Once we’ve separated the data into roughness and waviness profiles, we can analyze the aspects of the texture that we care about. Numbers (parameters) provide one way to analyze the data and to track parts and processes over time. But operating by numbers alone is a lot like driving in the dark using only a compass and speedometer: you may get where you’re going, but you’ll have no way to react to changes along the way.

Surface texture analysis is really a combination of exploring the profiles and tracking the numbers. Software like OmniSurf and OmniSurf3D give you tools to do both. Rather than simply reading a value from a gauge and making sure it matches a print, OmniSurf lets you see the surface texture, so when the numbers change you can understand the reasons why.

We’ve already looked at the profiles, so now let’s look at the parameters. There are a lot of ways to put numbers to the data. In OmniSurf you can choose from dozens of roughness parameters.

The simplest roughness parameter is the “total” height of a given profile. This is the “peak-to-valley” height of the profile. For the primary profile the total, peak-to-valley height is designated “Pt.” For the waviness profile it is “Wt” and for the roughness profile it is “Rt” (the first letter always designates the profile).

Unfortunately, the old adage “you get what you pay for” holds true here. The parameters, Pt and Rt are often quite unstable since they can be influenced by dirt, vibration and other things that are “outside the normal statistics” of the surface. On the other hand, the peak-to-valley waviness, Wt, is considerably more stable as it is based on only the long wavelengths and effects from dirt are “smoothed out.”

The most common roughness parameter is the average roughness, Ra. Many years ago, this parameter was referred to as the “arithmetic average” (AA) or the “centerline average” (CLA). Today we designate it “Ra” to be consistent with the rest of the roughness (“R”) parameters.

The average roughness (Ra) reports the “average distance between the surface and the meanline,” looking at all of the points along the profile.

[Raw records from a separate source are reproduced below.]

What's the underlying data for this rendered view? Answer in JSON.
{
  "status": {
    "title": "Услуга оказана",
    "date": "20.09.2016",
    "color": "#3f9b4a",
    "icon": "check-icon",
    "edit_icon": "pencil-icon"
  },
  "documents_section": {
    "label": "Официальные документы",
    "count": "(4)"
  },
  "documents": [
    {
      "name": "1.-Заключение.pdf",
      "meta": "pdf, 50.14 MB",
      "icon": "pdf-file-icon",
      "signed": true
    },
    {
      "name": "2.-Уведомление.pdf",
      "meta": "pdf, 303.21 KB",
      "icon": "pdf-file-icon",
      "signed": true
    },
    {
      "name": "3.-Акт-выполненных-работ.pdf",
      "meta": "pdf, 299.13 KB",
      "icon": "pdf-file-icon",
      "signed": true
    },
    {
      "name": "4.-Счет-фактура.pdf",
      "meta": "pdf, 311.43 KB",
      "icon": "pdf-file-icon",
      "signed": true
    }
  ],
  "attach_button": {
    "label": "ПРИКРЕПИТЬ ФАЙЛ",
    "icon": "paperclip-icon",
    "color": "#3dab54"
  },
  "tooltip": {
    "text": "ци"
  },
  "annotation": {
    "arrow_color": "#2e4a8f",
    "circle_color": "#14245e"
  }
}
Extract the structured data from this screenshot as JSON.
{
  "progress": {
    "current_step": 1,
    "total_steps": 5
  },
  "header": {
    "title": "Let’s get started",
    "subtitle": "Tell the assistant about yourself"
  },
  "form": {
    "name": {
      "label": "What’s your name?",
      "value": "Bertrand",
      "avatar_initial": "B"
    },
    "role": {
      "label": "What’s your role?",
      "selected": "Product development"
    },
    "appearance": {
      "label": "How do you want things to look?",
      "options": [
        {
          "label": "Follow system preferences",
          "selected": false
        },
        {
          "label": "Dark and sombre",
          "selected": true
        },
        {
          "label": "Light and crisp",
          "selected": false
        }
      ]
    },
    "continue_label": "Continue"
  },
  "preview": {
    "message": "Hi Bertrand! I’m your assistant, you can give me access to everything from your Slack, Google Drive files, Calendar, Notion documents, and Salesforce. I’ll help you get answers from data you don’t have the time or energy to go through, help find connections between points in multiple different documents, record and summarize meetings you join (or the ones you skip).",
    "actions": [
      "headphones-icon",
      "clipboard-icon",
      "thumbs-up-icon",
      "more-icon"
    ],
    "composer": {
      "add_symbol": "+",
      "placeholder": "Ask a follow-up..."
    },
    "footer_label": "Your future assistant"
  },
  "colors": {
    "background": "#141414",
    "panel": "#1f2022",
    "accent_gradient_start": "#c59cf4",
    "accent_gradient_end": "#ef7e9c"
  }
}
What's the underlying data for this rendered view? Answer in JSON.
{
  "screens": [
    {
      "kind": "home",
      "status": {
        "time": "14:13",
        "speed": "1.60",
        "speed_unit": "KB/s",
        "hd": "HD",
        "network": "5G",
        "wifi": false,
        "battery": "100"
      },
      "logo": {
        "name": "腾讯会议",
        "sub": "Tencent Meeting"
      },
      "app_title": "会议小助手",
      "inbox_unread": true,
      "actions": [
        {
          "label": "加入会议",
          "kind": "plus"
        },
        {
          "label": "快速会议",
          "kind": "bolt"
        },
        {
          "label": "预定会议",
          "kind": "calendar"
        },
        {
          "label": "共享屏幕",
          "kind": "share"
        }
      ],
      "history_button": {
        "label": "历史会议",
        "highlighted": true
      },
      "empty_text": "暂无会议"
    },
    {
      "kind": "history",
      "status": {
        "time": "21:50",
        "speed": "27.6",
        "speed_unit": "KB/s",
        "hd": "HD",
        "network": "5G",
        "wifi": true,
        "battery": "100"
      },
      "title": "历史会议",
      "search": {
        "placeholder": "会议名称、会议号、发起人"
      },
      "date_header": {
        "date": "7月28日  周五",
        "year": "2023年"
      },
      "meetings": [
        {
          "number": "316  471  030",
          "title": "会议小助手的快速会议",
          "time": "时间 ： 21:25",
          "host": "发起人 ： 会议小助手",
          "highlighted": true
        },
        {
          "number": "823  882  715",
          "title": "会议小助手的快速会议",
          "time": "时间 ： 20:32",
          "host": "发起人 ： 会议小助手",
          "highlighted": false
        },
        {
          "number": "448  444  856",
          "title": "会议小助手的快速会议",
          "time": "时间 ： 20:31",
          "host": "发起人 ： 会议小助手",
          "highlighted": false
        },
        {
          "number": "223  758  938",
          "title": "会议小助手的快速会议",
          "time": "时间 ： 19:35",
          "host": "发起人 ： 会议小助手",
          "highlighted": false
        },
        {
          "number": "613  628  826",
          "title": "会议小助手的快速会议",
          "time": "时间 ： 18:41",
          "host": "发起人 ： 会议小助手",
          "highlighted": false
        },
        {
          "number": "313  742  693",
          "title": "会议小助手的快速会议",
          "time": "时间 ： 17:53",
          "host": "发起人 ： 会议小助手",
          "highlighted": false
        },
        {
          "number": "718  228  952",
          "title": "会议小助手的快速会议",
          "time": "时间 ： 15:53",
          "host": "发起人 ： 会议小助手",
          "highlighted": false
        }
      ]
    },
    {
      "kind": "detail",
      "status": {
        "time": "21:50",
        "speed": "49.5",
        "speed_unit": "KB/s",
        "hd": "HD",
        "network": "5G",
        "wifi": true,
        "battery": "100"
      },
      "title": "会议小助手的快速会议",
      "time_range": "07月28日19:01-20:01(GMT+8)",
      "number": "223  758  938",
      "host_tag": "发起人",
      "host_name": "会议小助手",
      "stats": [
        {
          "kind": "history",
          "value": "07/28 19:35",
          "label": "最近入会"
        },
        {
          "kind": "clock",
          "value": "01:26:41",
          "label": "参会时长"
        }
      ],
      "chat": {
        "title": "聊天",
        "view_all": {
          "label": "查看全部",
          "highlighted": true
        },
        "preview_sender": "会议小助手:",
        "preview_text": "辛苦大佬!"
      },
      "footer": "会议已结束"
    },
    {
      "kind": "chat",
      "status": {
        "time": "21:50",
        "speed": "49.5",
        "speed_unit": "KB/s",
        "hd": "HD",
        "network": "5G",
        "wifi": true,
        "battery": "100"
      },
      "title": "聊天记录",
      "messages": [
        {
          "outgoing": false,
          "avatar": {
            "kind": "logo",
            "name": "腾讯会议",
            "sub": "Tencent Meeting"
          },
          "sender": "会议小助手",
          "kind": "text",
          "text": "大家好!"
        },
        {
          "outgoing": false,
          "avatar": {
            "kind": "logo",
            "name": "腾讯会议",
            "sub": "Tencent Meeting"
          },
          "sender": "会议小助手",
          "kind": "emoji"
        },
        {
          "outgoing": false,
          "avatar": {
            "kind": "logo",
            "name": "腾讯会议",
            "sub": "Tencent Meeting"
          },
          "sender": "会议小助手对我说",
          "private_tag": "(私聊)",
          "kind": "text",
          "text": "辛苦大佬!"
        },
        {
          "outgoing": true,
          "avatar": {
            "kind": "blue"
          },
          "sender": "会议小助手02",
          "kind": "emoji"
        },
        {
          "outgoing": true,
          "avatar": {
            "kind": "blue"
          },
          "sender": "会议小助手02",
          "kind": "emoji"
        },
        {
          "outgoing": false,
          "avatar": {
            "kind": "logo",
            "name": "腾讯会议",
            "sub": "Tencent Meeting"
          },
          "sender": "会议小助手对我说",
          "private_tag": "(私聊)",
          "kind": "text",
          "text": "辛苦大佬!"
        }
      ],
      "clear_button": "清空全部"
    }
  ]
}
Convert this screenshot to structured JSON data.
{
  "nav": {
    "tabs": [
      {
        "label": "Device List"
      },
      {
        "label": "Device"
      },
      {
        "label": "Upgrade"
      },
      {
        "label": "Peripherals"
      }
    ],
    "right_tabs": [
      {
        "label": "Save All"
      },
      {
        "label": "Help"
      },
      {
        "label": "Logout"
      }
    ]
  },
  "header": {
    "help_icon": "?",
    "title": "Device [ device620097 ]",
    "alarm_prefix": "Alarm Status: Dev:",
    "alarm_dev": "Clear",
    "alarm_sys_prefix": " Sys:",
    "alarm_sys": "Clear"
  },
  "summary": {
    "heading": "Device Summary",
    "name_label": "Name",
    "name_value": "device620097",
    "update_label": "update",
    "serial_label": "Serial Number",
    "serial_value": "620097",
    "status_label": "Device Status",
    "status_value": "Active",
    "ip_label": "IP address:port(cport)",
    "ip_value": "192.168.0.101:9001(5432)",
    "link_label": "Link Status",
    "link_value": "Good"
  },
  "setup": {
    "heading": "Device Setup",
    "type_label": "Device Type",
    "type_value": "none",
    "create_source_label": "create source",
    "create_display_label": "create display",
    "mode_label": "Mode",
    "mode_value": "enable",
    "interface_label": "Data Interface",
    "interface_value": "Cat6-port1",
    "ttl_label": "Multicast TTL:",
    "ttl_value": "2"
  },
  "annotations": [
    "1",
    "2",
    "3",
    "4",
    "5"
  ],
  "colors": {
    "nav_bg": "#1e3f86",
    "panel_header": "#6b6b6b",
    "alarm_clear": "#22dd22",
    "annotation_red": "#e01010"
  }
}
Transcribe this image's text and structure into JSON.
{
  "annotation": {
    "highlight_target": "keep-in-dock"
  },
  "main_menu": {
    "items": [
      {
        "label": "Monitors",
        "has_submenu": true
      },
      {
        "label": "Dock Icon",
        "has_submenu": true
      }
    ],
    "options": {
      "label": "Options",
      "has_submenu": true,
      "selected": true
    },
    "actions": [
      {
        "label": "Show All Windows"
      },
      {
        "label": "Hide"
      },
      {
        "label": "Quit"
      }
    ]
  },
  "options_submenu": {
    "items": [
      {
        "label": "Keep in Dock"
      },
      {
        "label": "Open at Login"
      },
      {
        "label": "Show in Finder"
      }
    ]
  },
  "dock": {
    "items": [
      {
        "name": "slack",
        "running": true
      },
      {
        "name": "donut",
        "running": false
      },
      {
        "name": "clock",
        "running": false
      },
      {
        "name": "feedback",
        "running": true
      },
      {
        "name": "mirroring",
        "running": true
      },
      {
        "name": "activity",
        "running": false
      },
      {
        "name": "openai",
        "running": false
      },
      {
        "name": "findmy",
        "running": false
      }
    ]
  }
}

For example, if a surface has heights and depths as follows, it will give an Ra value of 3.33 (in units of height such as microinches or micrometers):

Since the average roughness (Ra) is simply the “average distance” from the meanline, peaks and valleys are treated the same way. So, very different profiles can all have the same Ra value, as shown in the image below:

Second to Ra in terms of popularity is the “average peak-to-valley roughness” or “ten-point roughness,” designated Rz. Rz has different definitions based on the standard that you are working with. There are two basic definitions: one used in German (DIN) standards (and in today’s ASME and ISO standards), and one used in Japanese (JIS) standards (and older ASME and ISO standards). The DIN approach uses one peak and one valley in each sampling length, while the JIS approach uses 5 peaks and 5 valleys in each sampling length (“Sampling length” is the portion of the measurement used for calculating parameters such as Rz, Rpm, or Rvm). As a result, the DIN values are always equal to or higher than the JIS values. Be sure that you know which one you are using!

Rz (JIS, ASME pre-1995, ISO pre-1995)

Rz DIN, ASME 1995+, ISO 1995+)

There is a lot more to talk about. That’s why Digital Metrology offers on-site training for surface texture specification, measurement, and analysis. Contact Digital Metrology Solutions today.

We also invite you to use the many resources that we have on this site, including videos, blog posts, books, sample data, tutorials, and much more!